Harding students, faculty swap school for thrills this summer

Rachel Newman
Kate and Carlos walk down to the dock at Lake Texoma

Mitchell Stroud, Reporter

Although during the school year the students and teachers are flooded with work and grading, the summer gives everyone time to relax and spend time with others away from the dread of homework in the back of your mind. Summer is usually seen as time to lay around and do nothing but contrary to that, the Harding students and faculty have been busy. From volunteering at youth camps to week-long canoeing trips, Harding students and faculty sure know how to have a good summer.

Rachel Newman, Carlos Flores and Kate Williams spent a week volunteering as youth leaders at the New Day Camp at Lake Texoma. New Day Camp is a week-long camp for children aged eight to 12 with at least one incarcerated parent. The kids don’t have to bring anything but clothes and the camp provides three meals a day, toiletries and a backpack as well as a range of activities from arts and crafts, group-building exercises to water activities on the lake itself. Flores enjoyed the environment and working with the kids.

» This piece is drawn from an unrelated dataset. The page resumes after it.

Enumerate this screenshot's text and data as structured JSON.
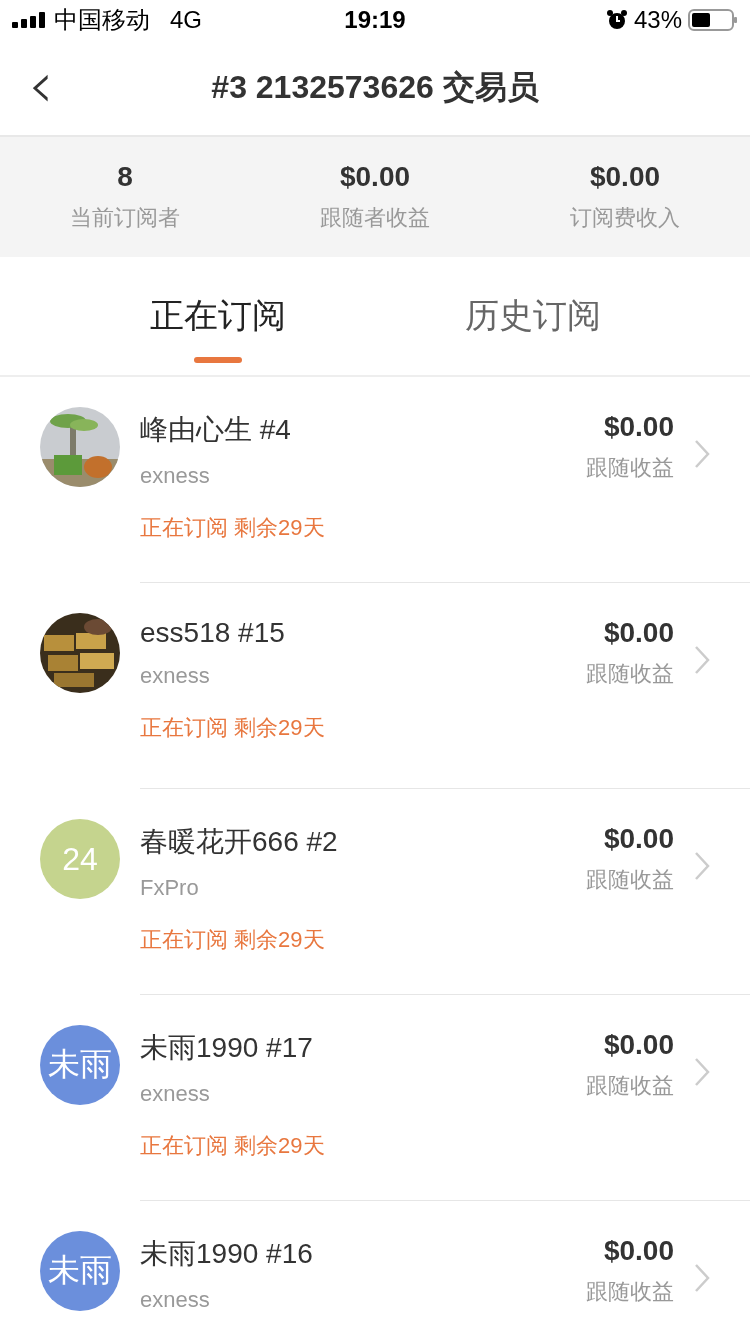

“I liked seeing the kids open up,” Flores said.

AP Studio Art student and senior Janeth Rivera spent two weeks at The Oklahoma Art Institute at Quartz Mountain, an art camp in Southwest Oklahoma. Rivera focused on visual art, creating new media art such as printing, etching and transfer art with Lenore Thomas. Quartz Mountain hosts students from all over Oklahoma, teaching them different genres of art including singing, orchestra and visual art. Riviera credits the camp with broadening her horizons.

“I think having [Thomas] as my teacher changed my perspective on art. Not everything has to be realistic,” Rivera said.

It’s easy to forget that teachers have lives outside of school, but two Harding teachers challenged that stereotype by facing the barren wilderness of Canada.

Algebra II teacher Dr. Michael Lewchuk braved the Canadian wilderness this summer on a six-day canoeing trip in Atikaki Provicial Park in Manitoba, Canada.

Once the canoeing began, Lewchuk’s most memorable and “intense” day of the trip was when he and his group had to bypass 40-50 beaver dams in a single day. Every day his group would catch and cook their own fish, paddle through narrow streams and slog through mud. He described it as “desolate.”

“It was the hardest six days of my life,” Lewchuk said.

Jeff Wolford, head of the math department, exchanged vows with his fiance this summer. They were married at Rose Briar Place in Oklahoma City.

If you had a fun and memorable summer be sure to tell us about it on twitter @HCPmarionette or show us on Instagram @hcpmarionette